lowbrowculture

collects stories and ideas from John Kelly

Books and e-books

Two interesting, possibly not entirely unrelated news stories in the past week.

First is the really sad news that Waterstones is closing its two Dublin stores. I’m genuinely quite upset about this. Not only because I know a few fantastic people who work there, but also (and slightly selfishly) because I loved going into these shops. The Dawson Street branch is like a Georgian oasis of peace and quiet. I’m less excited about returning home to Dublin now that Waterstones is gone.

Then there’s the news that for the first time, Amazon sold more kindle e-books than paperbacks. Amazon claim that for every 100 paperbacks sold in the last quarter of 2010, it sold 115 kindle e-books. I’d love to see the actual figures here. It could be, as Steve Jobs suggests, that people just don’t read anymore, in which case the entire story is a statistical blip and not worth getting too excited about. I’m guessing it’s not, and we’re seeing a genuine shift in the way people read.

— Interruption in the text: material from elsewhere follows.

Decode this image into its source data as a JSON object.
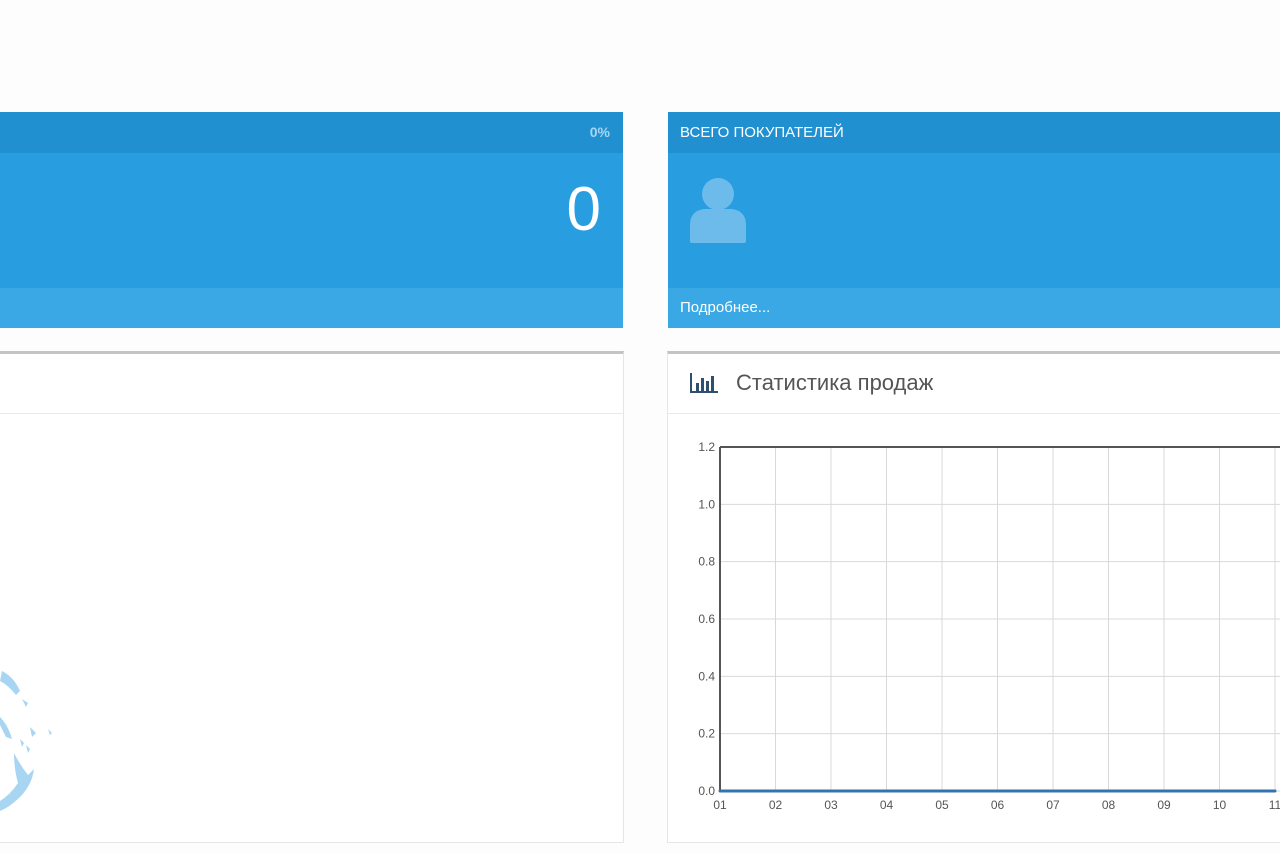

When I was back home in Dublin, I took a stroll around Waterstones in the Jervis Centre. I spent almost an hour browsing because, like I said, it’s a nice place to take your time in. Although I had three books in my hands (Bad Science, Operation Mincemeat and The Good Fairies of New York, if you’re interested), I put them back. I realised buying them would take up precious space in my suitcase for the trip back – space that could be used for Tayto and Ballymaloe relish – and then I’d have to find space for them on already-overflowing shelves. While I was sitting down for coffee later, I bought the Kindle versions of the three three books I had been looking at.

Now I feel pretty bad.

But at the same time, I think now is a good time for publishers and booksellers (the bricks-and-mortar kind) to tackle this problem. Because they have something powerful that Amazon, as much as it tries, can’t compete with.

I love my Kindle. I love the convenience of it. I love the fact that I’ve got my library with me wherever I go. I love that every book I buy for it means one less book taking up space on my bookshelves, one less thing for my wife to yell at me about. I love the experience of reading on it.

But I don’t like the experience of shopping on it. Or rather, I don’t like the experience of window-shopping on it. It might give me the choice of hundreds of thousands of books right at my fingertips, but unless I know exactly the book I’m looking for, I’m screwed. There’s no serendipity.

Retail stores, like Waterstones, have the opposite problem. They’re all serendipity. Conversely, because they have limited physical space, chances are they might not have that one particular book you’re looking for, especially if it’s in any way off the beaten path. But that doesn’t matter because while you’re looking for that one book, your eye might be drawn to something else. An author you haven’t heard of, writing in a genre you don’t usually like. You decide to check it out and – boom – you have a new favourite book.

Amazon doesn’t have that.

Another thing Waterstones has that I’m really going to miss are the ‘Our favourites’. A curated section with books chosen by the people who work there, with a little note underneath, written by the member of staff who chose it explaining why they like that particular book. These were always great places to discover something new because their choices were always wonderfully idiosyncratic and always interesting.

Amazon doesn’t have that either.

What Amazon does have are recommendations based on what I’ve already bought. In other words “If you liked this, here’s more of the same”. I’m sure it’s a very sophisticated algorithm and took hundreds of man-hours to perfect, but that’s not what I want. It sounds stupid, but I don’t want you to recommend stuff I like, I want you to recommend stuff you like.

That’s the role retail book shops play. That’s the itch they scratch that online shops just can’t reach. And I think it’s time for them to start playing that up. It wouldn’t take much for retailers to offer the option of selling digital copies of books on small, cheap USB keys, but I doubt Amazon will get the ‘window-shopping’ experience right anytime soon.